[Extracted data entries]
━━━━━━━━━━
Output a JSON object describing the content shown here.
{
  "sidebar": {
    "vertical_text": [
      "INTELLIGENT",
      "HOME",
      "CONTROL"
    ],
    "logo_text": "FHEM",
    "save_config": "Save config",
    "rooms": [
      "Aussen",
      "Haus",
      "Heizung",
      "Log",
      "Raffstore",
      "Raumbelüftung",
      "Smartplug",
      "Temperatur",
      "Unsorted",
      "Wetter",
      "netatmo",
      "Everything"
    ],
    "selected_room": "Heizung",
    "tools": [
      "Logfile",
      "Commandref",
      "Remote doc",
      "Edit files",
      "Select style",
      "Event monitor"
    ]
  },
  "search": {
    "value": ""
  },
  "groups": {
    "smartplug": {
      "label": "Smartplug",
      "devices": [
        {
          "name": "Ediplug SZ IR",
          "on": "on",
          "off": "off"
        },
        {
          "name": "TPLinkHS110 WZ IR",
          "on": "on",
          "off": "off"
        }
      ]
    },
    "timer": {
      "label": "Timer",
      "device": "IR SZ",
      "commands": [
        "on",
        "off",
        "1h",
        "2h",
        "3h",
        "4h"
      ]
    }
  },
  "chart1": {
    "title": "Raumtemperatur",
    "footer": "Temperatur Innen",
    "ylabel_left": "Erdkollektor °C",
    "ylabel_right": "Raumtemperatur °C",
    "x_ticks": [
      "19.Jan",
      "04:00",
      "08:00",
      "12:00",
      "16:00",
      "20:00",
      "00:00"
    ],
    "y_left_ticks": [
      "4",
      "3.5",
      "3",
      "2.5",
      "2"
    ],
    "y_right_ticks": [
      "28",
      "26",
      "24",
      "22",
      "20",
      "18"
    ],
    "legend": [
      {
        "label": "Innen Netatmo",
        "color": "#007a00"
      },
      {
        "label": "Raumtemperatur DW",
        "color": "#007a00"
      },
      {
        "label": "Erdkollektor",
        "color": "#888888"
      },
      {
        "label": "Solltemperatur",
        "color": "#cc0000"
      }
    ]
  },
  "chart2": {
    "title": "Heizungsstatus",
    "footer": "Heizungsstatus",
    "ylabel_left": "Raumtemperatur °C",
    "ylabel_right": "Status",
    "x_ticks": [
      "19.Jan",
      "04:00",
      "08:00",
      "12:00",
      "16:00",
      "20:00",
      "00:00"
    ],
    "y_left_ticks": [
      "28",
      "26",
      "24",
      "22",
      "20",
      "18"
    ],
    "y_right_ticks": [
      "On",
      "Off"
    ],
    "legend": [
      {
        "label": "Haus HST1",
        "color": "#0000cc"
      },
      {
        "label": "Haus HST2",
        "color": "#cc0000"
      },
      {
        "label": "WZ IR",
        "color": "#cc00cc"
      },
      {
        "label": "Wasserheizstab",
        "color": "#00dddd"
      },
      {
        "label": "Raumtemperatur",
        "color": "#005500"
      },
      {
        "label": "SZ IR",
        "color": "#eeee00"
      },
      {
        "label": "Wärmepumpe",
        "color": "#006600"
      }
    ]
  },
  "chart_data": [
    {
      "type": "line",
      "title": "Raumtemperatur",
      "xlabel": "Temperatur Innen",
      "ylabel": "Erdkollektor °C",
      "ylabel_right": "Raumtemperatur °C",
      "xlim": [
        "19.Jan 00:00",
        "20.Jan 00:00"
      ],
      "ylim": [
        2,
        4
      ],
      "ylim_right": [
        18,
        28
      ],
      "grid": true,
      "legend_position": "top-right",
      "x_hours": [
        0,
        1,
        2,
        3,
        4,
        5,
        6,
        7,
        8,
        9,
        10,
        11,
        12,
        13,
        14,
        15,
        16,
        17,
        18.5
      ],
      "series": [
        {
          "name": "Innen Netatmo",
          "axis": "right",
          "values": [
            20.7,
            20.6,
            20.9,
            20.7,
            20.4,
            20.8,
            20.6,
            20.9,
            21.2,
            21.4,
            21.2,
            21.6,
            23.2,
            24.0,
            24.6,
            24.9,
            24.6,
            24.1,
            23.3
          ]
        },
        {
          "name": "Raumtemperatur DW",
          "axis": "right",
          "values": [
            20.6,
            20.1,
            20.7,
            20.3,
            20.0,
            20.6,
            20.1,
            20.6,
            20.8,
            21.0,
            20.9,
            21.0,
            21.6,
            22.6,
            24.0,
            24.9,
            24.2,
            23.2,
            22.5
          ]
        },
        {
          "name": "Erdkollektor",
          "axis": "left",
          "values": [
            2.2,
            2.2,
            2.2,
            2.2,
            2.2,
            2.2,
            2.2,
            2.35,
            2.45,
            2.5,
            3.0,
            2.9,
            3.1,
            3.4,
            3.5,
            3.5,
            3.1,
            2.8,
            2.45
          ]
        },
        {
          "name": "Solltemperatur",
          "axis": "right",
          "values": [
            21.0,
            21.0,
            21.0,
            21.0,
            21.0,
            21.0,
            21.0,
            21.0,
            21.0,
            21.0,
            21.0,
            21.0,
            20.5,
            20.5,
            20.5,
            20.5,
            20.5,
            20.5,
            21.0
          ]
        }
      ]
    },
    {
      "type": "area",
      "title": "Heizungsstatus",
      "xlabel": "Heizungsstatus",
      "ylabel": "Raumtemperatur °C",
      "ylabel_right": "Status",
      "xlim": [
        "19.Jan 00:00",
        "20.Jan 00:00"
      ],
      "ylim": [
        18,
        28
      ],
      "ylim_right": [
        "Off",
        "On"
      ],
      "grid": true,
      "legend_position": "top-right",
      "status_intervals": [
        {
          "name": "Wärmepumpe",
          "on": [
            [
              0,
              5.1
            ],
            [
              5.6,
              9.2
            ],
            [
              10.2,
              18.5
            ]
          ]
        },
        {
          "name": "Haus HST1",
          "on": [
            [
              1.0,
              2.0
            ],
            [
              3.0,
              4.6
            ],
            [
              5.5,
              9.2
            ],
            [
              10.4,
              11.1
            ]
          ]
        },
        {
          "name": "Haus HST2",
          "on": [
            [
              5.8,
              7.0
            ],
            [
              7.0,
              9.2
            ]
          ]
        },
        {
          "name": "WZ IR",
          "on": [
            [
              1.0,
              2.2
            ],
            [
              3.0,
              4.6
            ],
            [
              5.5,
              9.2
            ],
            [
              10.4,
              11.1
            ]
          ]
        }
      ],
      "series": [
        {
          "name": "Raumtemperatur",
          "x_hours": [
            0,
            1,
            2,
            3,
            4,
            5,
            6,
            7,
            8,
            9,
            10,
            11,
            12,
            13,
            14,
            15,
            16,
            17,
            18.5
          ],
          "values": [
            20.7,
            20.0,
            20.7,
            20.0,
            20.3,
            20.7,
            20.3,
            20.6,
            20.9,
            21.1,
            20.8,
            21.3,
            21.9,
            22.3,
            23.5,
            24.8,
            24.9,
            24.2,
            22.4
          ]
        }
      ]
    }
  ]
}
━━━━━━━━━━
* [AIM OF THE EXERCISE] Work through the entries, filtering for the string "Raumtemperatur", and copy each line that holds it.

* [EXERCISE OUTPUT]
    "title": "Raumtemperatur",
    "ylabel_right": "Raumtemperatur °C",
        "label": "Raumtemperatur DW",
    "ylabel_left": "Raumtemperatur °C",
        "label": "Raumtemperatur",
      "title": "Raumtemperatur",
      "ylabel_right": "Raumtemperatur °C",
          "name": "Raumtemperatur DW",
      "ylabel": "Raumtemperatur °C",
          "name": "Raumtemperatur",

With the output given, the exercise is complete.